Yes, I do understand that. Like I said, I can't express myself clearly.
Consider this.
VBlue wrt Red is 0.98c
VGreen wrt Blue is 0.6c
For Red, VGreen is 0.995c. Just slighty 0.015c than VBlue. And if you boost the diagram where Blue is at rest, than you'll see that the different/angle between VGreen and VBlue is 0.6c. I know, I know, we have to account for relative velocity addition.
It's like that we say.
"No, it's not Blue (660 THz) with V=0, it's Red (440 THz) with V = 0.2c"
Our eyes see it as Blue, our brain calculates it as Red (should compare it with Franhover lines, otherwise, you won't know if it's blue-shifted).
And in my opinion I think Twins Paradox is no more mystery than barn paradox or train experiment.
Perhaps the word "Paradox" came out when Relativiy was at its infancy, and the most natural phenomena such as time dilation for one of the twins was considered "amazing".
PeterDonis, I have a problem with Train Experiment, perhaps you might want to take a look at it in: https://www.physicsforums.com/threads/train-experiment-problem.825514/
Thanks

DrGreg
Gold Member
Perhaps the word "Paradox" came out when Relativiy was at its infancy, and the most natural phenomena such as time dilation for one of the twins was considered "amazing".
Paradoxically, the word "paradox" has (amongst others) two meanings that are almost opposites:
1. an argument that comes to a false conclusion (e.g.contradicts itself), via steps that appear, at first, to be valid
2. an argument whose conclusion may appear, at first, to be false, but is actually true
The "twins paradox", like some other paradoxes in maths and physics, is a paradox of the second type.

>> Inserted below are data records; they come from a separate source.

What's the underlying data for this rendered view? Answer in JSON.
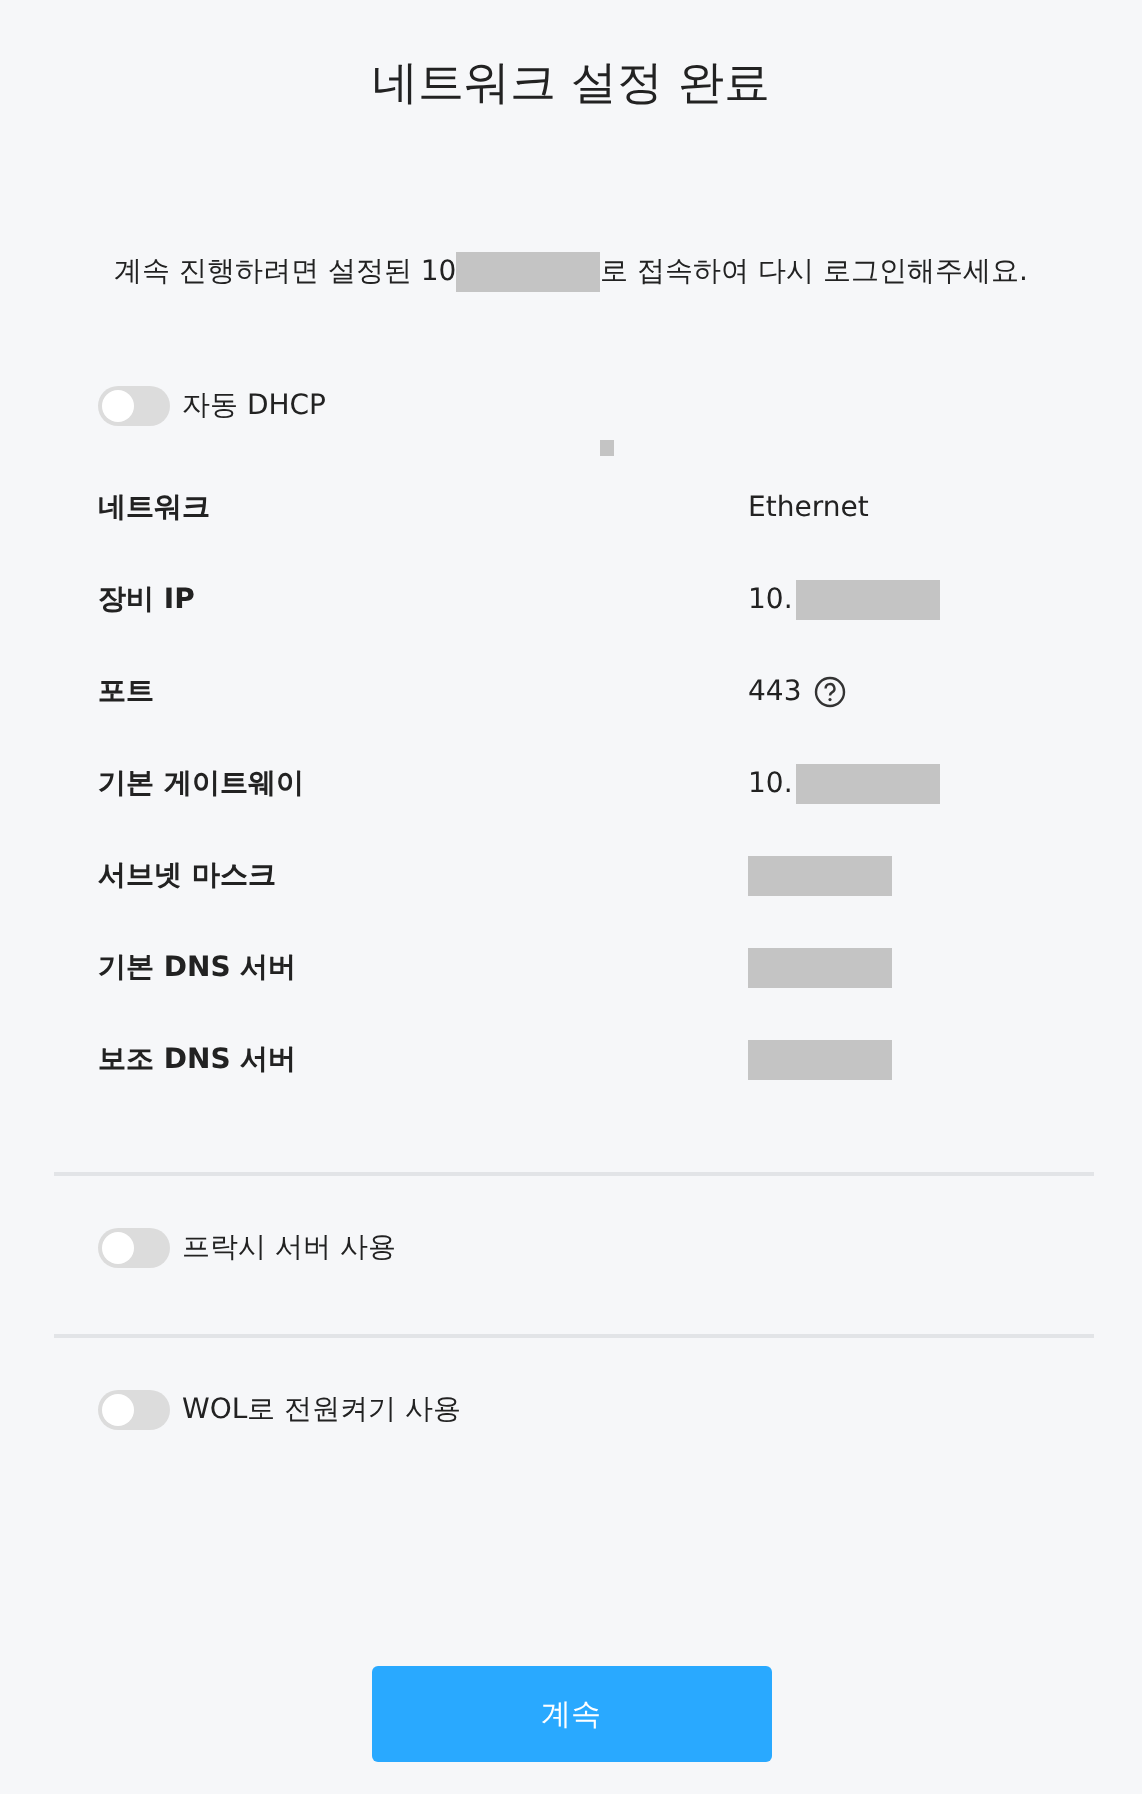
{
  "title": "네트워크 설정 완료",
  "message": {
    "before": "계속 진행하려면 설정된 10",
    "redacted": true,
    "after": "로 접속하여 다시 로그인해주세요."
  },
  "dhcp_toggle": {
    "label": "자동 DHCP",
    "on": false
  },
  "rows": [
    {
      "label": "네트워크",
      "value": "Ethernet",
      "redacted": false,
      "help": false
    },
    {
      "label": "장비 IP",
      "value": "10.",
      "redacted": true,
      "help": false
    },
    {
      "label": "포트",
      "value": "443",
      "redacted": false,
      "help": true
    },
    {
      "label": "기본 게이트웨이",
      "value": "10.",
      "redacted": true,
      "help": false
    },
    {
      "label": "서브넷 마스크",
      "redacted": true,
      "help": false
    },
    {
      "label": "기본 DNS 서버",
      "redacted": true,
      "help": false
    },
    {
      "label": "보조 DNS 서버",
      "redacted": true,
      "help": false
    }
  ],
  "sections": [
    {
      "label": "프락시 서버 사용",
      "on": false
    },
    {
      "label": "WOL로 전원켜기 사용",
      "on": false
    }
  ],
  "continue_button": "계속"
}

In this post I used "paradoxically" with a third meaning, "having apparently contradictory characteristics".

Stephanus